I saw the writing on the wall, and I was in a job position that was not suited well for me. Adding to that, I wasn’t happy there. Sure, I loved Southern California and had some wonderful times, memories that I’ll never forget, but I did not have much aside from the job and my apartment. I had money, but not enough to live the lavish California lifestyle, and that wasn’t my speed anyway. I had left behind my social network, and while I had made new friends like Michael, most of the people in the new company were not too outgoing. I grew bored.
After a year, I decided enough was enough. I spoke with my employers and asked them to reinstate me as Content Manager. I would move back to Atlanta and perform the job remotely.
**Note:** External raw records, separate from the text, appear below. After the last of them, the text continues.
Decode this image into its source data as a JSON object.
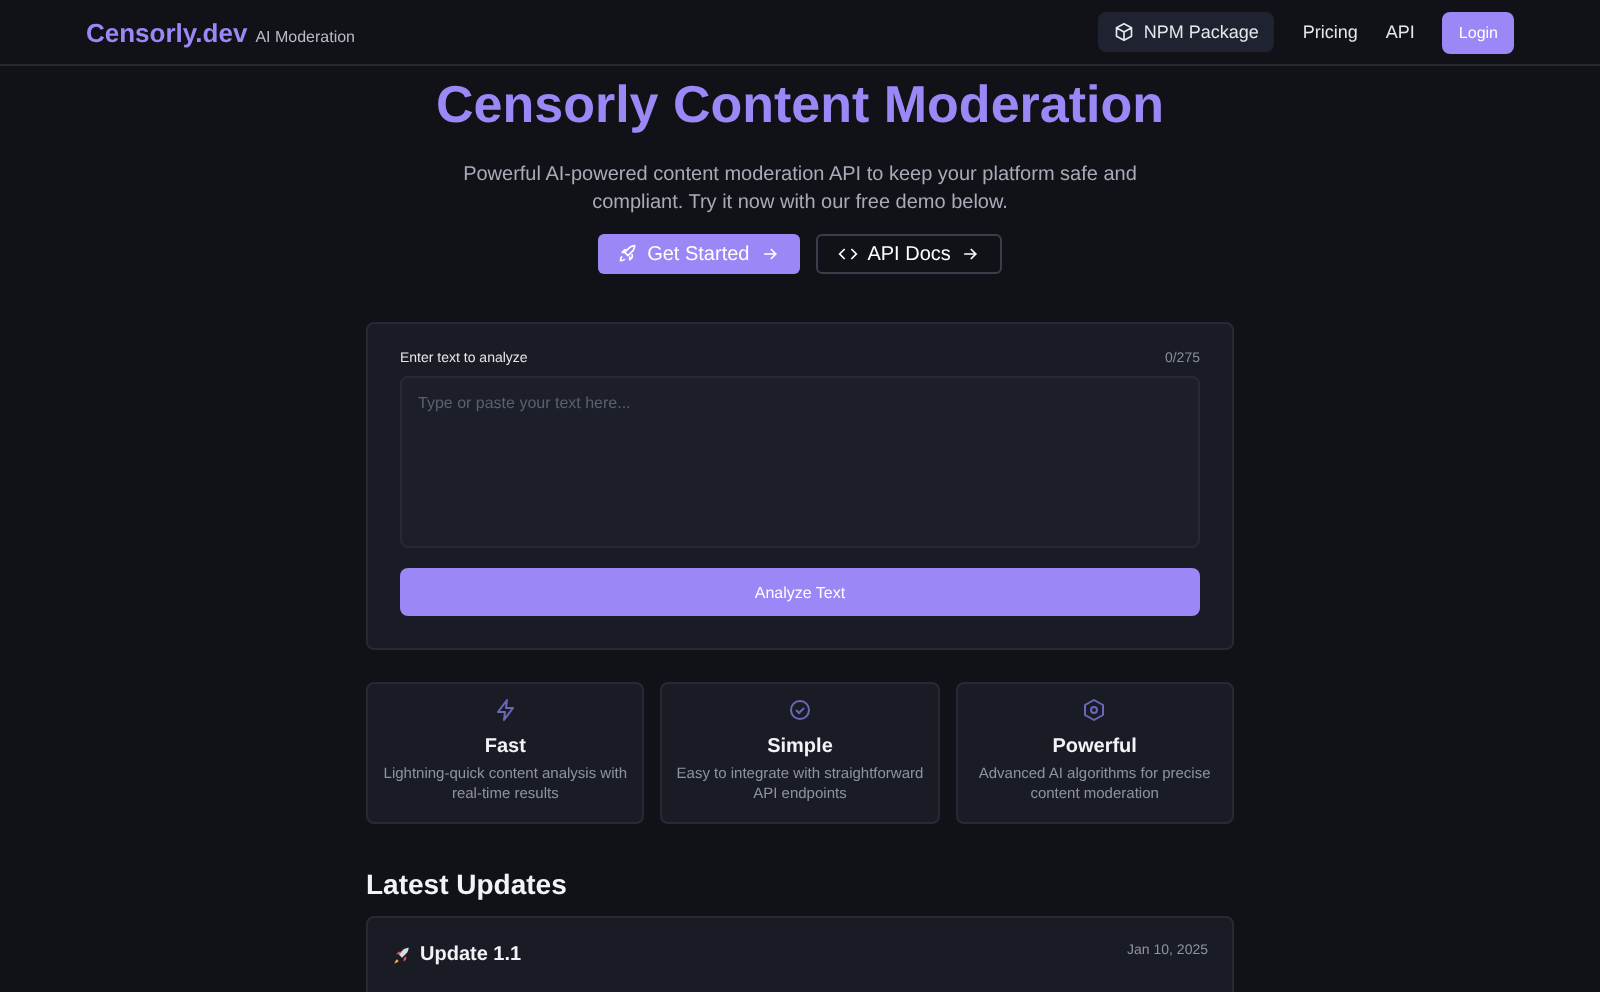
{
  "nav": {
    "brand": "Censorly.dev",
    "tagline": "AI Moderation",
    "links": [
      {
        "label": "NPM Package",
        "kind": "package"
      },
      {
        "label": "Pricing",
        "kind": "link"
      },
      {
        "label": "API",
        "kind": "link"
      }
    ],
    "login": "Login"
  },
  "hero": {
    "title": "Censorly Content Moderation",
    "subtitle": "Powerful AI-powered content moderation API to keep your platform safe and compliant. Try it now with our free demo below.",
    "primary": "Get Started",
    "secondary": "API Docs"
  },
  "demo": {
    "label": "Enter text to analyze",
    "counter": "0/275",
    "placeholder": "Type or paste your text here...",
    "button": "Analyze Text"
  },
  "features": [
    {
      "kind": "bolt",
      "title": "Fast",
      "text": "Lightning-quick content analysis with real-time results"
    },
    {
      "kind": "check",
      "title": "Simple",
      "text": "Easy to integrate with straightforward API endpoints"
    },
    {
      "kind": "gear",
      "title": "Powerful",
      "text": "Advanced AI algorithms for precise content moderation"
    }
  ],
  "updates": {
    "heading": "Latest Updates",
    "items": [
      {
        "title": "Update 1.1",
        "date": "Jan 10, 2025"
      }
    ]
  }
}
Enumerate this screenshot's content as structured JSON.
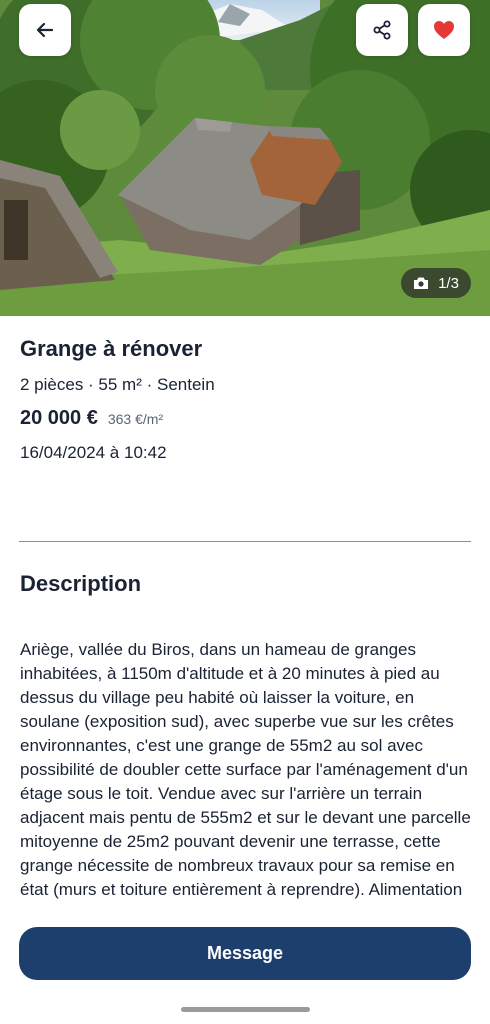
{
  "gallery": {
    "counter": "1/3",
    "back_icon": "arrow-left-icon",
    "share_icon": "share-icon",
    "favorite_icon": "heart-icon",
    "favorite_color": "#e53935"
  },
  "listing": {
    "title": "Grange à rénover",
    "subtitle": "2 pièces · 55 m² · Sentein",
    "price": "20 000 €",
    "price_per_m2": "363 €/m²",
    "date": "16/04/2024 à 10:42"
  },
  "description": {
    "heading": "Description",
    "text": "Ariège, vallée du Biros, dans un hameau de granges inhabitées, à 1150m d'altitude et à 20 minutes à pied au dessus du village peu habité où laisser la voiture, en soulane (exposition sud), avec superbe vue sur les crêtes environnantes, c'est une grange de 55m2 au sol avec possibilité de doubler cette surface par l'aménagement d'un étage sous le toit. Vendue avec sur l'arrière un terrain adjacent  mais pentu de 555m2 et sur le devant une parcelle mitoyenne de 25m2 pouvant devenir une terrasse, cette grange nécessite de nombreux travaux pour sa remise en état (murs et toiture entièrement à reprendre). Alimentation"
  },
  "actions": {
    "message_label": "Message",
    "primary_color": "#1c3f6e"
  }
}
They weren’t thrilled, but I had an employment contract built into my acquisition, so they had to go along with it.
I moved back to Atlanta, got an apartment, and did the job to the best of my ability. It wasn’t easy because communication technology wasn’t quite as sophisticated, and we were in different time zones. I may have helped a little bit, but the team mostly did the work by themselves.
Their company was affected by the bubble bursting, and the deep pockets dried up. There would be no third round of funding, and they started trying to get out of the employment contracts. They fired one guy who sued and was able to keep his job. They got rid of a couple others. When they made the call to me, I knew it was coming, and I was fine with it. I did not put up a fight. I had another opportunity lurking (a book deal), some cash from the acquisition in the bank, and a lot of experience. I didn’t expect many headwinds in my future. We parted ways and they went out of business within the year. They sold their assets to a web hosting company. My stock became worthless, and that was fine too.
Remember Paul and Amanda, my partners in crime? What was interesting is right about the time I was getting acquired, I was contacted to develop a site for the alternate band Weezer, who were still pretty popular at the time. Of course I couldn’t take the project, so I gave it to Amanda. She later got a job maintaining Humor.com and has been loosely tied to the industry ever since. We are still in touch, and my wife and her have connected on Facebook through their love of cats. The last I heard was that Paul works an IT job in Ohio. He’s absent on social media, so we really haven’t reconnected. Paul, if you’re out there, give me a shout.
Thanks for enduring this diversion from the cycling and Jeopardy stories. I didn’t expect to write so much, but I did enjoy it. This chapter of my life was pretty interesting, although maybe (hopefully?) not as interesting as cycling to the top of the tallest mountains.
Now, back to Jeopardy. My wife will appear a week from next Monday, but the show is in the can. I was out there, in pain, and have some more stories to tell.